*** Begin section ***

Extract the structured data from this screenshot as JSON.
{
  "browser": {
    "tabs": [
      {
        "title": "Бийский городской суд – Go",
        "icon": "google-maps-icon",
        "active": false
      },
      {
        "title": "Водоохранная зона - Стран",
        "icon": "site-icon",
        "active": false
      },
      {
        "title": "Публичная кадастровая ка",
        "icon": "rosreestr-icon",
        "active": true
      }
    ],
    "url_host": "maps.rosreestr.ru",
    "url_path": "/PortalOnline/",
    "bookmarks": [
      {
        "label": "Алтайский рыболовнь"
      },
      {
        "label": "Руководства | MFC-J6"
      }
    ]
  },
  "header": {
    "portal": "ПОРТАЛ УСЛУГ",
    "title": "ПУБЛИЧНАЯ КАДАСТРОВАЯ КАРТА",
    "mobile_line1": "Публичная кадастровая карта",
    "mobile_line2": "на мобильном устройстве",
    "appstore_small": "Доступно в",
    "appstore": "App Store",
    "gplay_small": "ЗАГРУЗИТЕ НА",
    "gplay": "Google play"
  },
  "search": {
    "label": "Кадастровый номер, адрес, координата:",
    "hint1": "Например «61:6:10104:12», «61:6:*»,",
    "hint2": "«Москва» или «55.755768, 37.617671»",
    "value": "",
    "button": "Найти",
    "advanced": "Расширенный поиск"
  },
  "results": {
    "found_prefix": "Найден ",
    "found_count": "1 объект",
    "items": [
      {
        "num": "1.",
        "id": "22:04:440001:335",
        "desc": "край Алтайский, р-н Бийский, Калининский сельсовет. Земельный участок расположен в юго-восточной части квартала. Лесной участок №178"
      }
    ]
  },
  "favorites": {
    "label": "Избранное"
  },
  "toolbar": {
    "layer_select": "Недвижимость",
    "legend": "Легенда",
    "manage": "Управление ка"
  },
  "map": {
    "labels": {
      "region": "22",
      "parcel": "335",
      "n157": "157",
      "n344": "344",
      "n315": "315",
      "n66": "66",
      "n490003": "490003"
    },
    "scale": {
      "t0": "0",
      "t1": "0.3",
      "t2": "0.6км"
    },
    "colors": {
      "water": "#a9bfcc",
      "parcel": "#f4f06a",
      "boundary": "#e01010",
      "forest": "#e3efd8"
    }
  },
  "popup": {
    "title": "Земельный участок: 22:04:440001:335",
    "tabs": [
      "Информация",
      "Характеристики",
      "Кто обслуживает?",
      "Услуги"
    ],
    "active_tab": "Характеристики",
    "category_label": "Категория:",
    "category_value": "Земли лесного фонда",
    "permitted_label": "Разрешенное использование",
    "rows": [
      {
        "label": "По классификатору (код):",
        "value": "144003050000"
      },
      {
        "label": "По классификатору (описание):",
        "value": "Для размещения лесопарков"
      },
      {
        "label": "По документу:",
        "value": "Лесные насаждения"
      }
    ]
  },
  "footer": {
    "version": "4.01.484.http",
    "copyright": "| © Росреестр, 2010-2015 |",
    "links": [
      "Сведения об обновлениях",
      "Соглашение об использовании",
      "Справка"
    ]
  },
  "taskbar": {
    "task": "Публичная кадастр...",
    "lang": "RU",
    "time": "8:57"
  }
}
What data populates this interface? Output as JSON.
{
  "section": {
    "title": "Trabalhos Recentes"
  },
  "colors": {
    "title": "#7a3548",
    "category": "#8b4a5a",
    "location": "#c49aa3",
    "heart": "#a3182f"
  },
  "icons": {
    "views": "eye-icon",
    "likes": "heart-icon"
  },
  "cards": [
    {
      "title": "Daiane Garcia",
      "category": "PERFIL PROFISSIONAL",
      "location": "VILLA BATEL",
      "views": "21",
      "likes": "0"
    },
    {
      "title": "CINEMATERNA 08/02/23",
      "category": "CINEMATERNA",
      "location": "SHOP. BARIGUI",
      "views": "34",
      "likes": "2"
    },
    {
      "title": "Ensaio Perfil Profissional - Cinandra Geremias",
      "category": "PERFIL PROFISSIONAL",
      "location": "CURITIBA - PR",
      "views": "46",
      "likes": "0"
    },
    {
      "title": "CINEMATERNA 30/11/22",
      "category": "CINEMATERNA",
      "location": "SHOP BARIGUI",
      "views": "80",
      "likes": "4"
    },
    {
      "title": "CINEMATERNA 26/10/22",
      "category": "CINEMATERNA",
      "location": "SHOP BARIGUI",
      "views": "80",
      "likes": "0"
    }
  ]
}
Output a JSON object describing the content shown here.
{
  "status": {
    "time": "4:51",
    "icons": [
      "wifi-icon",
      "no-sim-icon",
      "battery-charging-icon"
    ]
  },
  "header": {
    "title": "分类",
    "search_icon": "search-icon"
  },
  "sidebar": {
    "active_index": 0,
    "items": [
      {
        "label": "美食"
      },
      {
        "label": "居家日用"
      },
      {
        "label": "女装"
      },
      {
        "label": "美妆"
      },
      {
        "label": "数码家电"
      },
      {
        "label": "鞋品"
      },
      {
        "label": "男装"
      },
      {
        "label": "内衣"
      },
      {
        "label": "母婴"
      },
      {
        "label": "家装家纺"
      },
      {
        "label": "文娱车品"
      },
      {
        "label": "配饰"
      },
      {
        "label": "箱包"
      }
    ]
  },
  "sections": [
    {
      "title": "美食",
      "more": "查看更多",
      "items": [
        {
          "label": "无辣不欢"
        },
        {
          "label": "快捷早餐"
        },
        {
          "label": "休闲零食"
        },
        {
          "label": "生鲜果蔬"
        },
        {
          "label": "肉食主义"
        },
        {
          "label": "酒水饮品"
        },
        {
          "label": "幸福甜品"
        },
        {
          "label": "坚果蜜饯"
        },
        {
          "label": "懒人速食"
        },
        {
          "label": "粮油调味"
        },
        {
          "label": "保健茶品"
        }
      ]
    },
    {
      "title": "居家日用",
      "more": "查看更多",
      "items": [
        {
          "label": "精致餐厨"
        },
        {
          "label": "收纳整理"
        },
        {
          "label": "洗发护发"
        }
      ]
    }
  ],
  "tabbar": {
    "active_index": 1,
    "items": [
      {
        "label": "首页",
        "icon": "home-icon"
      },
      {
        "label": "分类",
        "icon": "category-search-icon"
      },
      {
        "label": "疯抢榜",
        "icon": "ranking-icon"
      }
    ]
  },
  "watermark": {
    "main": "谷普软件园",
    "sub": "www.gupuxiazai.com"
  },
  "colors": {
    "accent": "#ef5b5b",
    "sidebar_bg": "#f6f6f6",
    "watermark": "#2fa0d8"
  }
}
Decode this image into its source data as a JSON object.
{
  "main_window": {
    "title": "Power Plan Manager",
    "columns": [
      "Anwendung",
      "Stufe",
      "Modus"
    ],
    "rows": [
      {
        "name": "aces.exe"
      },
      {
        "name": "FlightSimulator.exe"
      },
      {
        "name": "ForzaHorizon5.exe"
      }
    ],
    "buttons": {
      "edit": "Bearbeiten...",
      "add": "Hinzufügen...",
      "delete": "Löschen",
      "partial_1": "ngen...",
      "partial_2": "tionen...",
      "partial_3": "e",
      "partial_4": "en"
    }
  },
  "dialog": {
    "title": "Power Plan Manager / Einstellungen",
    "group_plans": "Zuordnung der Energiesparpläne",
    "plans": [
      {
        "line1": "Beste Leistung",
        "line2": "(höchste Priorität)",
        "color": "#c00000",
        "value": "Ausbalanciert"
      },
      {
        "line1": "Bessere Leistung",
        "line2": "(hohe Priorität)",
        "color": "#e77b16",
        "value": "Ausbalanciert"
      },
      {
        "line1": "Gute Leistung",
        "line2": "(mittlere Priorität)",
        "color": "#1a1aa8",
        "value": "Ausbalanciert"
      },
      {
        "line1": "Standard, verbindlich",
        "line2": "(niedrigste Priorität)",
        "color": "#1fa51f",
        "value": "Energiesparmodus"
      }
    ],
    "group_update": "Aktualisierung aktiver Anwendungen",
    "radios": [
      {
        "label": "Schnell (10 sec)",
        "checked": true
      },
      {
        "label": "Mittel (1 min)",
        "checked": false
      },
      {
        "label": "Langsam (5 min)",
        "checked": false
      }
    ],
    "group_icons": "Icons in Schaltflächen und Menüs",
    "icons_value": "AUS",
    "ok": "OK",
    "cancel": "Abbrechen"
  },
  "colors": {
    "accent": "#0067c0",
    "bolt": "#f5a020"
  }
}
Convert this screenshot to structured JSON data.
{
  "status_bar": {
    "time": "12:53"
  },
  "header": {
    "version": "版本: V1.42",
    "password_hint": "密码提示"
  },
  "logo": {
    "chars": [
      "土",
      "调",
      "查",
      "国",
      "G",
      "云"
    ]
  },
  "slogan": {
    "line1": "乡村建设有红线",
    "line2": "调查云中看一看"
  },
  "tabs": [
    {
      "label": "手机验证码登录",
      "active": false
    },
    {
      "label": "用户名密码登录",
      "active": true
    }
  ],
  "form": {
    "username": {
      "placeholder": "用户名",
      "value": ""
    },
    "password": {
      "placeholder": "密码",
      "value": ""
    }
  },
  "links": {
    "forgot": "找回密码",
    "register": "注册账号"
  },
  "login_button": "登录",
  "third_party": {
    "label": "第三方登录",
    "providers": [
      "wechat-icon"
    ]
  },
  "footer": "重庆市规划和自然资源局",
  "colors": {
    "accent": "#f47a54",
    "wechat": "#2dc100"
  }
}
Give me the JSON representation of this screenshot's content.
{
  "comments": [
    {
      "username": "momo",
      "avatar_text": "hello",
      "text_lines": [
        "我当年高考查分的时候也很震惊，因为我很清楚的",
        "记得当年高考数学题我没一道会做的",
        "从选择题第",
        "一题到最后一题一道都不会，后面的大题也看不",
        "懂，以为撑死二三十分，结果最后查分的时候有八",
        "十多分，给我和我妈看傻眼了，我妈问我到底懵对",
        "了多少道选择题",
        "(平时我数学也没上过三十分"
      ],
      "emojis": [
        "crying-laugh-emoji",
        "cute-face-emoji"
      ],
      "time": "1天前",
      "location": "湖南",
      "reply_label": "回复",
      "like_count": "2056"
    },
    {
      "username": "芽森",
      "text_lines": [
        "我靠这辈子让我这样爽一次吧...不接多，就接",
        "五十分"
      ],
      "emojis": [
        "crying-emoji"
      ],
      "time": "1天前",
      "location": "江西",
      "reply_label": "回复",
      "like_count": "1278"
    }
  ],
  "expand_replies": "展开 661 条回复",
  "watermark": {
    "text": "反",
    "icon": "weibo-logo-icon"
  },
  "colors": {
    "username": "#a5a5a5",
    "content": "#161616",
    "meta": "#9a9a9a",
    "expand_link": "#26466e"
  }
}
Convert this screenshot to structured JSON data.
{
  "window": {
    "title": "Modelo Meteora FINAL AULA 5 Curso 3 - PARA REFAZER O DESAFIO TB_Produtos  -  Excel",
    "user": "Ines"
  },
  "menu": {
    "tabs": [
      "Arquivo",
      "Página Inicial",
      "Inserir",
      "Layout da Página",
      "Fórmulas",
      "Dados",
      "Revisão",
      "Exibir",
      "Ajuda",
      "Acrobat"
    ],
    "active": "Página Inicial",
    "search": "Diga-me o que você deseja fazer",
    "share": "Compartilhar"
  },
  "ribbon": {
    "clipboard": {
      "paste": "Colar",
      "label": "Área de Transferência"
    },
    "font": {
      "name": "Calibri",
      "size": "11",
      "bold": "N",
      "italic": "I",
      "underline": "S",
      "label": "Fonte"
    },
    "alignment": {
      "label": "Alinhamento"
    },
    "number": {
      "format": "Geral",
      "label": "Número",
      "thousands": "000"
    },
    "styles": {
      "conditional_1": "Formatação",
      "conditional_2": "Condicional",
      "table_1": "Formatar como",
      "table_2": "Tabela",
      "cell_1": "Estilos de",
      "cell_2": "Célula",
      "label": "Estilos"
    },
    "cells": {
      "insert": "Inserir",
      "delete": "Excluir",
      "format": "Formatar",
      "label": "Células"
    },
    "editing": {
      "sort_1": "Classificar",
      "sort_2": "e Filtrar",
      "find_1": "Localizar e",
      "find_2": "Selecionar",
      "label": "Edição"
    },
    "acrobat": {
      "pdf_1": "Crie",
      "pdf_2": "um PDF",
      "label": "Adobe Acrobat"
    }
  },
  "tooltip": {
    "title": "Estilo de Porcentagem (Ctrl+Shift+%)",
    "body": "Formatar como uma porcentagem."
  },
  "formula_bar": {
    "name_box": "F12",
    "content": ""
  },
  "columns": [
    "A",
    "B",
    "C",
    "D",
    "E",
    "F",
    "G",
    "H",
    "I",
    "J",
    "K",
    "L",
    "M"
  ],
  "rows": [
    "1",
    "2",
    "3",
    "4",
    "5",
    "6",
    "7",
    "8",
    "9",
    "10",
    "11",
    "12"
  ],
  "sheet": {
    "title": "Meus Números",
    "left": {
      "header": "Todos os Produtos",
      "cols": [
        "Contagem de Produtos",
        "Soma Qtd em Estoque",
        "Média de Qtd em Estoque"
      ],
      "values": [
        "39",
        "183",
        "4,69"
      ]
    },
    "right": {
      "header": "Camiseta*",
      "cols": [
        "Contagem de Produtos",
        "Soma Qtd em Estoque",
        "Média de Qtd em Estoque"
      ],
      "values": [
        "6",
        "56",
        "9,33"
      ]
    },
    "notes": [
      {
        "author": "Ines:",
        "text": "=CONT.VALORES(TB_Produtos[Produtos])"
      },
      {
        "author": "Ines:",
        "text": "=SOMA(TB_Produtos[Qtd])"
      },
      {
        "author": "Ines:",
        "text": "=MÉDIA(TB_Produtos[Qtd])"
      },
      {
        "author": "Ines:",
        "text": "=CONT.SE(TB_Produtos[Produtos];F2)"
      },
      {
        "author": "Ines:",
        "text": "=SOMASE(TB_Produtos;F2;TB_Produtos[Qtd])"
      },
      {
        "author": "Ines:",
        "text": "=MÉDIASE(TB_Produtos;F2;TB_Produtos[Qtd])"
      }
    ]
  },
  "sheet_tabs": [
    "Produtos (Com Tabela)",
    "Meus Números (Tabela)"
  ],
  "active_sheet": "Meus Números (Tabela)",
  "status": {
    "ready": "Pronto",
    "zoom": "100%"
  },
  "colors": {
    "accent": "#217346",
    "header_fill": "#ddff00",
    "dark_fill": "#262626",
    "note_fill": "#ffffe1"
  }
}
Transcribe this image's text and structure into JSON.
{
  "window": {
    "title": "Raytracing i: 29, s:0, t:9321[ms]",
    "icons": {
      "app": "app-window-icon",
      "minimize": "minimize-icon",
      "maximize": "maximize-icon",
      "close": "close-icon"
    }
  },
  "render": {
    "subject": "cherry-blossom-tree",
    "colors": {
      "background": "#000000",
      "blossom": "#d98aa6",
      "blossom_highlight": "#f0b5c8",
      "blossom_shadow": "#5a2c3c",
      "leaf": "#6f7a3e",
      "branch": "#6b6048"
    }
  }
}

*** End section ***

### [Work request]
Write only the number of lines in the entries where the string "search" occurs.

### [Solution]
4